= SUPPLIED RECORDS =
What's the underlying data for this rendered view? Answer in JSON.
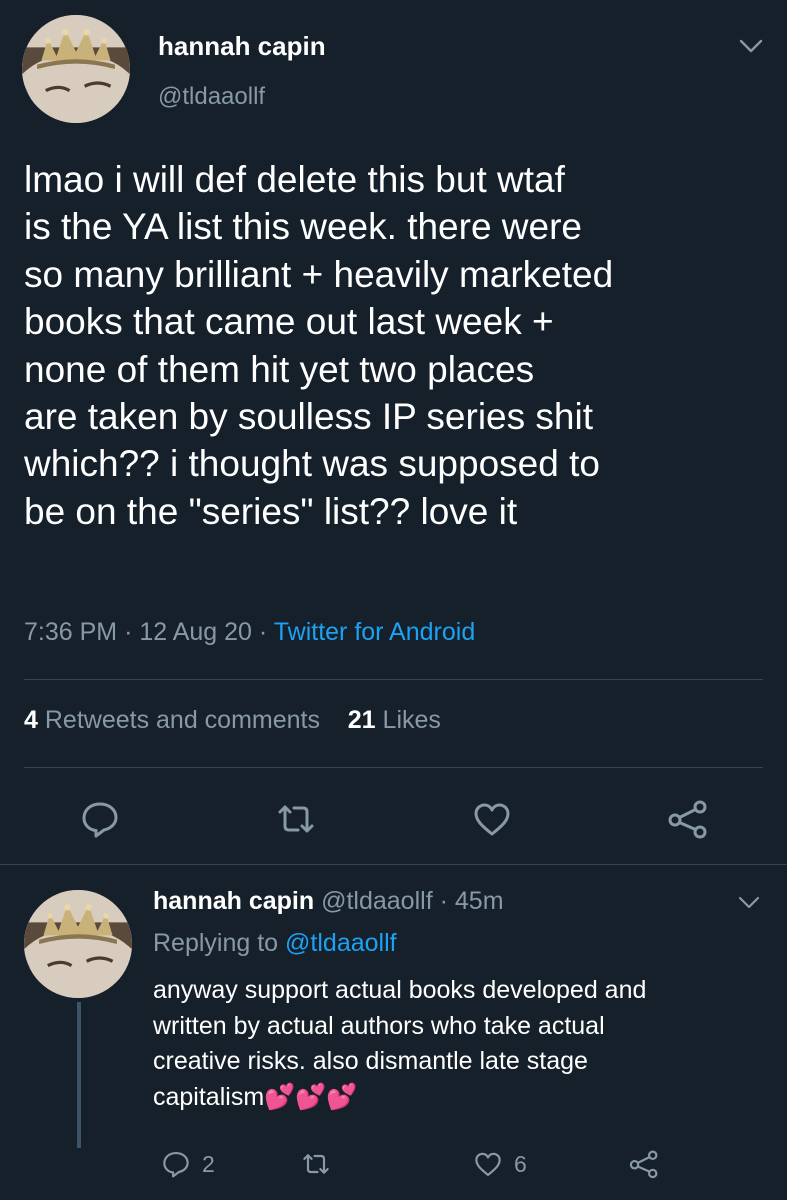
{
  "main_tweet": {
    "author_name": "hannah capin",
    "author_handle": "@tldaaollf",
    "text": "lmao i will def delete this but wtaf\nis the YA list this week. there were\nso many brilliant + heavily marketed\nbooks that came out last week +\nnone of them hit yet two places\nare taken by soulless IP series shit\nwhich?? i thought was supposed to\nbe on the \"series\" list?? love it",
    "time": "7:36 PM",
    "sep1": "·",
    "date": "12 Aug 20",
    "sep2": "·",
    "source": "Twitter for Android",
    "retweets_count": "4",
    "retweets_label": "Retweets and comments",
    "likes_count": "21",
    "likes_label": "Likes"
  },
  "reply_tweet": {
    "author_name": "hannah capin",
    "author_handle": "@tldaaollf",
    "sep": "·",
    "age": "45m",
    "replying_to_label": "Replying to",
    "replying_to_handle": "@tldaaollf",
    "text": "anyway support actual books developed and\nwritten by actual authors who take actual\ncreative risks. also dismantle late stage\ncapitalism💕💕💕",
    "reply_count": "2",
    "like_count": "6"
  },
  "icons": {
    "reply": "reply-bubble-icon",
    "retweet": "retweet-icon",
    "like": "heart-icon",
    "share": "share-icon",
    "menu": "chevron-down-icon"
  },
  "colors": {
    "background": "#15202b",
    "primary_text": "#ffffff",
    "secondary_text": "#8899a6",
    "accent": "#1da1f2",
    "divider": "#38444d"
  }
}
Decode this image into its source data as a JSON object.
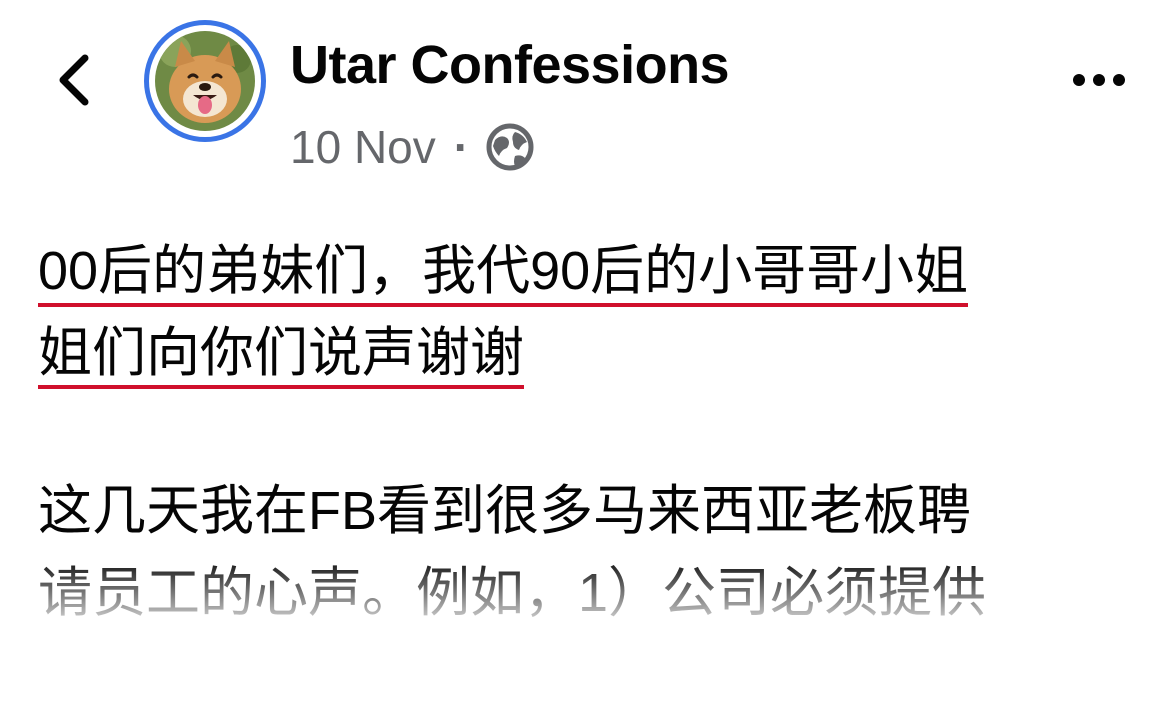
{
  "header": {
    "page_name": "Utar Confessions",
    "date": "10 Nov",
    "separator": "·",
    "privacy_icon": "globe-icon",
    "back_icon": "chevron-left-icon",
    "more_icon": "more-horizontal-icon",
    "avatar_ring_color": "#3a74e6"
  },
  "post": {
    "title_line1": "00后的弟妹们，我代90后的小哥哥小姐",
    "title_line2": "姐们向你们说声谢谢",
    "body_line1": "这几天我在FB看到很多马来西亚老板聘",
    "body_line2": "请员工的心声。例如，1）公司必须提供"
  },
  "colors": {
    "underline": "#d0102c",
    "meta_text": "#65676b",
    "text": "#050505"
  }
}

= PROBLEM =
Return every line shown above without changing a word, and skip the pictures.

= RESPONSE AREA =
What's the underlying data for this rendered view? Answer in JSON.
{
  "main_tweet": {
    "author_name": "hannah capin",
    "author_handle": "@tldaaollf",
    "text": "lmao i will def delete this but wtaf\nis the YA list this week. there were\nso many brilliant + heavily marketed\nbooks that came out last week +\nnone of them hit yet two places\nare taken by soulless IP series shit\nwhich?? i thought was supposed to\nbe on the \"series\" list?? love it",
    "time": "7:36 PM",
    "sep1": "·",
    "date": "12 Aug 20",
    "sep2": "·",
    "source": "Twitter for Android",
    "retweets_count": "4",
    "retweets_label": "Retweets and comments",
    "likes_count": "21",
    "likes_label": "Likes"
  },
  "reply_tweet": {
    "author_name": "hannah capin",
    "author_handle": "@tldaaollf",
    "sep": "·",
    "age": "45m",
    "replying_to_label": "Replying to",
    "replying_to_handle": "@tldaaollf",
    "text": "anyway support actual books developed and\nwritten by actual authors who take actual\ncreative risks. also dismantle late stage\ncapitalism💕💕💕",
    "reply_count": "2",
    "like_count": "6"
  },
  "icons": {
    "reply": "reply-bubble-icon",
    "retweet": "retweet-icon",
    "like": "heart-icon",
    "share": "share-icon",
    "menu": "chevron-down-icon"
  },
  "colors": {
    "background": "#15202b",
    "primary_text": "#ffffff",
    "secondary_text": "#8899a6",
    "accent": "#1da1f2",
    "divider": "#38444d"
  }
}
Decode this image into its source data as a JSON object.
{
  "header": {
    "page_name": "Utar Confessions",
    "date": "10 Nov",
    "separator": "·",
    "privacy_icon": "globe-icon",
    "back_icon": "chevron-left-icon",
    "more_icon": "more-horizontal-icon",
    "avatar_ring_color": "#3a74e6"
  },
  "post": {
    "title_line1": "00后的弟妹们，我代90后的小哥哥小姐",
    "title_line2": "姐们向你们说声谢谢",
    "body_line1": "这几天我在FB看到很多马来西亚老板聘",
    "body_line2": "请员工的心声。例如，1）公司必须提供"
  },
  "colors": {
    "underline": "#d0102c",
    "meta_text": "#65676b",
    "text": "#050505"
  }
}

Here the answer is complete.